App and web page records
────────────────────────────────────────
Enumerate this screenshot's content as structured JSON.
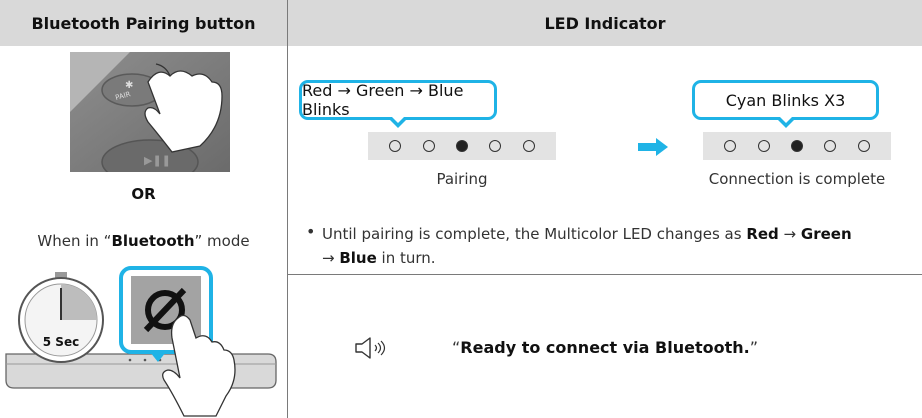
{
  "table": {
    "col1_header": "Bluetooth Pairing button",
    "col2_header": "LED Indicator"
  },
  "left": {
    "pair_label": "PAIR",
    "or_label": "OR",
    "mode_prefix": "When in “",
    "mode_name": "Bluetooth",
    "mode_suffix": "” mode",
    "timer_label": "5 Sec"
  },
  "led": {
    "bubble1": "Red → Green → Blue Blinks",
    "bubble2": "Cyan Blinks X3",
    "caption1": "Pairing",
    "caption2": "Connection is complete",
    "led_states": [
      false,
      false,
      true,
      false,
      false
    ]
  },
  "note": {
    "prefix": "Until pairing is complete, the Multicolor LED changes as ",
    "red": "Red",
    "arrow1": " → ",
    "green": "Green",
    "arrow2": "→ ",
    "blue": "Blue",
    "suffix": " in turn."
  },
  "voice": {
    "icon": "speaker-icon",
    "open_quote": "“",
    "message": "Ready to connect via Bluetooth.",
    "close_quote": "”"
  },
  "colors": {
    "accent": "#1fb3e6",
    "header_bg": "#d9d9d9",
    "led_bar_bg": "#e3e3e3"
  }
}
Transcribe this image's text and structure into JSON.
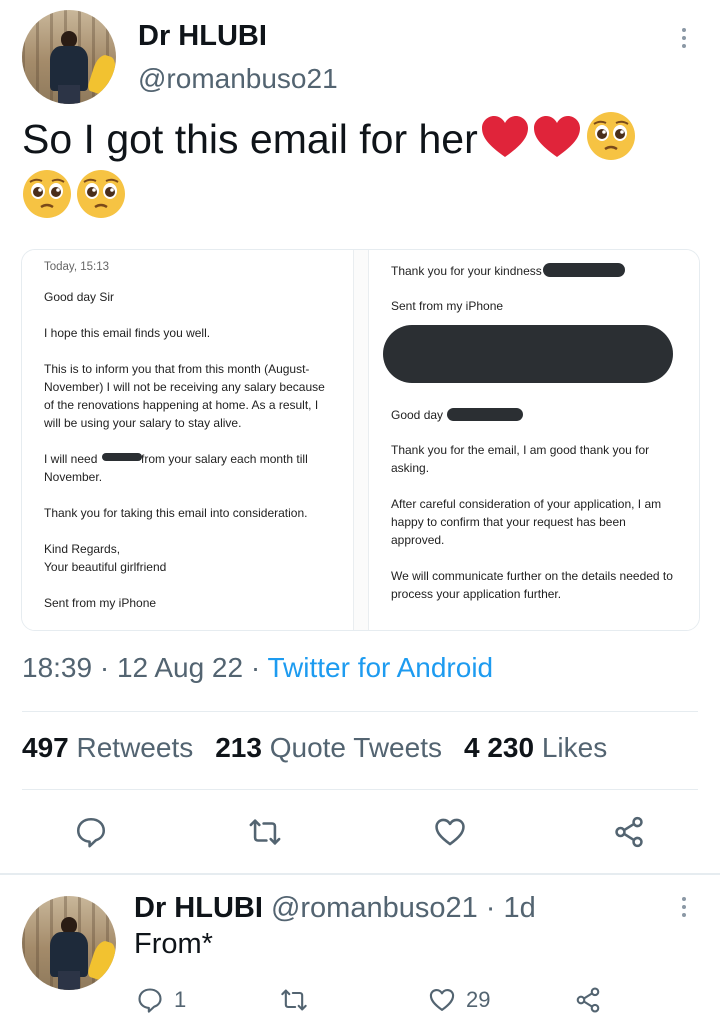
{
  "tweet": {
    "author_name": "Dr HLUBI",
    "author_handle": "@romanbuso21",
    "text": "So I got this email for her",
    "timestamp": "18:39 · 12 Aug 22 · ",
    "source": "Twitter for Android",
    "stats": {
      "retweets_count": "497",
      "retweets_label": "Retweets",
      "quotes_count": "213",
      "quotes_label": "Quote Tweets",
      "likes_count": "4 230",
      "likes_label": "Likes"
    }
  },
  "email_left": {
    "date": "Today, 15:13",
    "greeting": "Good day Sir",
    "line1": "I hope this email finds you well.",
    "para1": "This is to inform you that from this month (August-\nNovember) I will not be receiving any salary because\nof the renovations happening at home. As a result, I\nwill be using your salary to stay alive.",
    "need_a": "I will need",
    "need_b": "from your salary each month till",
    "need_c": "November.",
    "thanks": "Thank you for taking this email into consideration.",
    "signoff": "Kind Regards,\nYour beautiful girlfriend",
    "sent": "Sent from my iPhone"
  },
  "email_right": {
    "thanks_kindness": "Thank you for your kindness",
    "sent": "Sent from my iPhone",
    "good_day": "Good day",
    "reply1": "Thank you for the email, I am good thank you for\nasking.",
    "reply2": "After careful consideration of your application, I am\nhappy to confirm that your request has been\napproved.",
    "reply3": "We will communicate further on the details needed to\nprocess your application further."
  },
  "reply": {
    "author_name": "Dr HLUBI",
    "author_handle": "@romanbuso21",
    "age": "· 1d",
    "text": "From*",
    "reply_count": "1",
    "like_count": "29"
  },
  "icons": {
    "reply": "reply-icon",
    "retweet": "retweet-icon",
    "like": "heart-icon",
    "share": "share-icon",
    "more": "more-icon"
  },
  "colors": {
    "link": "#1d9bf0",
    "secondary_text": "#536471",
    "heart_emoji": "#e0243a",
    "redaction": "#2b2f33"
  }
}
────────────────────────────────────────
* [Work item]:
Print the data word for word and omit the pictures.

* [Reply]:
Enumerate this screenshot's content as structured JSON.
{
  "table": {
    "col1_header": "Bluetooth Pairing button",
    "col2_header": "LED Indicator"
  },
  "left": {
    "pair_label": "PAIR",
    "or_label": "OR",
    "mode_prefix": "When in “",
    "mode_name": "Bluetooth",
    "mode_suffix": "” mode",
    "timer_label": "5 Sec"
  },
  "led": {
    "bubble1": "Red → Green → Blue Blinks",
    "bubble2": "Cyan Blinks X3",
    "caption1": "Pairing",
    "caption2": "Connection is complete",
    "led_states": [
      false,
      false,
      true,
      false,
      false
    ]
  },
  "note": {
    "prefix": "Until pairing is complete, the Multicolor LED changes as ",
    "red": "Red",
    "arrow1": " → ",
    "green": "Green",
    "arrow2": "→ ",
    "blue": "Blue",
    "suffix": " in turn."
  },
  "voice": {
    "icon": "speaker-icon",
    "open_quote": "“",
    "message": "Ready to connect via Bluetooth.",
    "close_quote": "”"
  },
  "colors": {
    "accent": "#1fb3e6",
    "header_bg": "#d9d9d9",
    "led_bar_bg": "#e3e3e3"
  }
}
Transcribe this image's text and structure into JSON.
{
  "tweet": {
    "author_name": "Dr HLUBI",
    "author_handle": "@romanbuso21",
    "text": "So I got this email for her",
    "timestamp": "18:39 · 12 Aug 22 · ",
    "source": "Twitter for Android",
    "stats": {
      "retweets_count": "497",
      "retweets_label": "Retweets",
      "quotes_count": "213",
      "quotes_label": "Quote Tweets",
      "likes_count": "4 230",
      "likes_label": "Likes"
    }
  },
  "email_left": {
    "date": "Today, 15:13",
    "greeting": "Good day Sir",
    "line1": "I hope this email finds you well.",
    "para1": "This is to inform you that from this month (August-\nNovember) I will not be receiving any salary because\nof the renovations happening at home. As a result, I\nwill be using your salary to stay alive.",
    "need_a": "I will need",
    "need_b": "from your salary each month till",
    "need_c": "November.",
    "thanks": "Thank you for taking this email into consideration.",
    "signoff": "Kind Regards,\nYour beautiful girlfriend",
    "sent": "Sent from my iPhone"
  },
  "email_right": {
    "thanks_kindness": "Thank you for your kindness",
    "sent": "Sent from my iPhone",
    "good_day": "Good day",
    "reply1": "Thank you for the email, I am good thank you for\nasking.",
    "reply2": "After careful consideration of your application, I am\nhappy to confirm that your request has been\napproved.",
    "reply3": "We will communicate further on the details needed to\nprocess your application further."
  },
  "reply": {
    "author_name": "Dr HLUBI",
    "author_handle": "@romanbuso21",
    "age": "· 1d",
    "text": "From*",
    "reply_count": "1",
    "like_count": "29"
  },
  "icons": {
    "reply": "reply-icon",
    "retweet": "retweet-icon",
    "like": "heart-icon",
    "share": "share-icon",
    "more": "more-icon"
  },
  "colors": {
    "link": "#1d9bf0",
    "secondary_text": "#536471",
    "heart_emoji": "#e0243a",
    "redaction": "#2b2f33"
  }
}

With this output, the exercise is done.